Automatic segmentation of retinal blood vessels has become a necessary diagnostic procedure in ophthalmology. The blood vessels consist of two types of vessels, i.e., thin vessels and wide vessels. Therefore, a segmentation method may require two different processes to treat different vessels. However, traditional segmentation algorithms hardly draw a distinction between thin and wide vessels, but deal with them together. The major problems of these methods are as follows: (1) If more emphasis is placed on the extraction of thin vessels, the wide vessels tend to be over detected; and more artificial vessels are generated, too. (2) If more attention is paid on the wide vessels, the thin and low contrast vessels are likely to be missing. To overcome these problems, a novel scheme of extracting the retinal vessels based on the radial projection and semi-supervised method is presented in this paper. The radial projection method is used to locate the vessel centerlines which include the low-contrast and narrow vessels. Further, we modify the steerable complex wavelet to provide better capability of enhancing vessels under different scales, and construct the vector feature to represent the vessel pixel by line strength. Then, semi-supervised self-training is used for extraction of the major structures of vessels. The final segmentation is obtained by the union of the two types of vessels. Our approach is tested on two publicly available databases. Experiment results show that the method can achieve improved detection of thin vessels and decrease false detection of vessels in pathological regions compared to rival solutions.
Article
An Automatic Hybrid Method for Retinal Blood Vessel Extraction The extraction of blood vessels from retinal images is an important and challenging task in medical analysis and diagnosis. This paper presents a novel hybrid automatic approach for the extraction of retinal image vessels. The method consists in the application of mathematical morphology and a fuzzy clustering algorithm followed by a purification procedure. In mathematical morphology, the retinal image is smoothed and strengthened so that the blood vessels are enhanced and the background information is suppressed. The fuzzy clustering algorithm is then employed to the previous enhanced image for segmentation. After the fuzzy segmentation, a purification procedure is used to reduce the weak edges and noise, and the final results of the blood vessels are consequently achieved.

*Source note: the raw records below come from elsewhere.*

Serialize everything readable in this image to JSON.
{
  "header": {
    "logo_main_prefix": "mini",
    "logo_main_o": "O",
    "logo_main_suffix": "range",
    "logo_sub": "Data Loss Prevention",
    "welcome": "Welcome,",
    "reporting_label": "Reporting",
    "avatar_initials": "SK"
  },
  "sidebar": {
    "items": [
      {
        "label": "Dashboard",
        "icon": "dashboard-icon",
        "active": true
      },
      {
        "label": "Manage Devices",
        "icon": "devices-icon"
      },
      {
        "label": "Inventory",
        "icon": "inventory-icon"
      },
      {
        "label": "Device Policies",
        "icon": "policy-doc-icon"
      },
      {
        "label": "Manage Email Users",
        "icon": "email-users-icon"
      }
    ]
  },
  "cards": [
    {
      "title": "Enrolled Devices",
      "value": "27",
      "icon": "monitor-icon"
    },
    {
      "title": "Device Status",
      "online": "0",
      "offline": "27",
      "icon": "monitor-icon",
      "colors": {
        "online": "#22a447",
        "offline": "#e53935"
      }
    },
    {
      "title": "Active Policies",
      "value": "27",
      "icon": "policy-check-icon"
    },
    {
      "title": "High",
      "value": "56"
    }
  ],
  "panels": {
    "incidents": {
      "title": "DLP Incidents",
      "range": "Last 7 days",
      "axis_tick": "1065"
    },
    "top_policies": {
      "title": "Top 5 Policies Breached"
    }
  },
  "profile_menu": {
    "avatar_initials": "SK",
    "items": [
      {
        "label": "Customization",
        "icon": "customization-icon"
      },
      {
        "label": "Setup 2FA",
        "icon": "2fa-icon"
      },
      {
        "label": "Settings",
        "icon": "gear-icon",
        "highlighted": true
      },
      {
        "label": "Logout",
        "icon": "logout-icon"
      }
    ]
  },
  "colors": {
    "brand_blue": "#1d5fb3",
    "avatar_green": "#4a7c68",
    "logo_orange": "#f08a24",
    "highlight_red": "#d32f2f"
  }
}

The performance of the proposed method is compared with some existing segmentation methods and hand-labeled segmentations. The approach has been tested on a series of retinal images, and experimental results show that our technique is promising and effective.